Jacob Elliott Roberts’ Green Mother is based on a short story he wrote, which is telling – not because of any discernible narrative, but because the performance always seems to have its sights on something else, beyond the stage, beyond even its own scope. Natasha Arcoleo and Evie Oldham are almost archetypal women in green dresses, framing their faces with elegant placements of arms. Moody instrumentals give way to a high-pitched lament as the women separate, Arcoleo juddering with anxiety. Oldham remaining stock still. Finally they interlock into a kind of corporeal rebus of four arms and two faces that gaze, as ever, into the beyond. It’s an intriguing but ungraspable work, its meanings and motivations seeming to lie elsewhere.
Plate 01 dispenses with such intangibles: it’s all about appearance. Against a back projection of wriggly microbes, the stage is set with three apparently inanimate structures that turn out to be outlandish costumes concealing three dancers. One is a seaweedy tangle, set a-shiver by its inner dancer. Another is a kind of cage that splits apart, birthing two beings: a twisty worm-thing with ribbony protrusions, and a garish, shimmering creature with unruly tentacles. The effect is choreographically insubstantial but visually fascinating.
The theme of Luke Birch’s solo Likeness – the relation between movement and words – is murky with ambiguities, but composition and performance are crystal clear. A voiceover reels out phrases – like water, like a bull in a china shop, like it’s 1999 – while Birch, in a stepwise pattern around the stage perimeter, “likens” his gestures to the text, whether in imitation of meaning or rhythm. Plaintive piano replaces voice, and Birch builds a series of spiralling falls, folds and slips, on a strict diagonal. Words return, now likening meanings to those movements. He bundles himself up and rolls like a stone, to Bob Dylan’s ‘Like a Rolling Stone’ – a literalism compromised by the logo on his t-shirt: the famous tongue and lips logo of the Rolling Stones.
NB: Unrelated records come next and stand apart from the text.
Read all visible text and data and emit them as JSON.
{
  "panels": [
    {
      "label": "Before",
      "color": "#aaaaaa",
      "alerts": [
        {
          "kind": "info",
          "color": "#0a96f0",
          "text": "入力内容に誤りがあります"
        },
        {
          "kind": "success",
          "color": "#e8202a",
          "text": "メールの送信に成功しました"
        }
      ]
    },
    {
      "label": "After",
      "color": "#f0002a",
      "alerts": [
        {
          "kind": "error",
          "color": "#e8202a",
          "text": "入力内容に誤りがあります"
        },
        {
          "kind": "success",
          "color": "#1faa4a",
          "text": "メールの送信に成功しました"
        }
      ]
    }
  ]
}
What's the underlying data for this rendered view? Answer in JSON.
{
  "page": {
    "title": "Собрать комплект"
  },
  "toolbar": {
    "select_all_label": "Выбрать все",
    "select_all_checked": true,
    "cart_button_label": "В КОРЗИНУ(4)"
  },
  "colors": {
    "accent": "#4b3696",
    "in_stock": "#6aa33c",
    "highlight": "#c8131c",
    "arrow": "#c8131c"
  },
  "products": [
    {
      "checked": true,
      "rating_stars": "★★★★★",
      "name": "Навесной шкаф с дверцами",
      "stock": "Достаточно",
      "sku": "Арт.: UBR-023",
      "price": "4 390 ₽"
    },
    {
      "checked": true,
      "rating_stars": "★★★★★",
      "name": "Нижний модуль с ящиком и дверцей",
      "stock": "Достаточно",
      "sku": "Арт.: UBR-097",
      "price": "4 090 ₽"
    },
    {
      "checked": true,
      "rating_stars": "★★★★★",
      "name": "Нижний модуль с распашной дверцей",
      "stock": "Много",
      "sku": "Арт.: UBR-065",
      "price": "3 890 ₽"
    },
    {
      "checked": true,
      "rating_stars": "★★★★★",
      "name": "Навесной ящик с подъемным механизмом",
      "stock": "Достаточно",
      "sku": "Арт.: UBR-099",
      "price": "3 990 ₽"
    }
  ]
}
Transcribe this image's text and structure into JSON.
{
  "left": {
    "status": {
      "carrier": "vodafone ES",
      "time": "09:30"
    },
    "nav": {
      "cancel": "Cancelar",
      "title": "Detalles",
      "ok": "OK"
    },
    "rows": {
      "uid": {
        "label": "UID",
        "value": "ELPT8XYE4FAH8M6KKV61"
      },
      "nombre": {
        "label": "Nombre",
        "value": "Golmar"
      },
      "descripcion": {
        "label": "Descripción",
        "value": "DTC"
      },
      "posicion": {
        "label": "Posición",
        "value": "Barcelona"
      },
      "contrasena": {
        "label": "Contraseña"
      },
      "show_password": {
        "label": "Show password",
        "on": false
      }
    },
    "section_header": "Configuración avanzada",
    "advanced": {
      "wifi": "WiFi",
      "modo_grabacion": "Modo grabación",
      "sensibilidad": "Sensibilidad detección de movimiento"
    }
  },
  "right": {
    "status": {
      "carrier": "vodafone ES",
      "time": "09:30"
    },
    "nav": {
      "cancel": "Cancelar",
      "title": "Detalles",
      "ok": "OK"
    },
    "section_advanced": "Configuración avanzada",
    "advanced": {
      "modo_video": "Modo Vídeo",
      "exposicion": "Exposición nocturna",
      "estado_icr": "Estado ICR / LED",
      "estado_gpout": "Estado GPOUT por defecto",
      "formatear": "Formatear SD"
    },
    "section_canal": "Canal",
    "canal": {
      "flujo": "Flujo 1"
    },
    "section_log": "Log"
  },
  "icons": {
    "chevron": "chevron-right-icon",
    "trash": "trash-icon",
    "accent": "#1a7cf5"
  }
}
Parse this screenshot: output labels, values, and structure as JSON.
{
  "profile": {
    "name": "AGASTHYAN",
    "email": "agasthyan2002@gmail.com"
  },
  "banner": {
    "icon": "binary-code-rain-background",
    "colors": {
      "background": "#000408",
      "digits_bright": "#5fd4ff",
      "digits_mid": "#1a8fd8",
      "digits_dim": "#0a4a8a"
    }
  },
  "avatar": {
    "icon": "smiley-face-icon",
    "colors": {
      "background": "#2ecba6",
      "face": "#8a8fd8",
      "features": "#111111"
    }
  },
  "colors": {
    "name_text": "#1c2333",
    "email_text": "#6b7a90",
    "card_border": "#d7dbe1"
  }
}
Likeness is one of those works you could watch all over again, to see how it’s been made as much to savour its effects.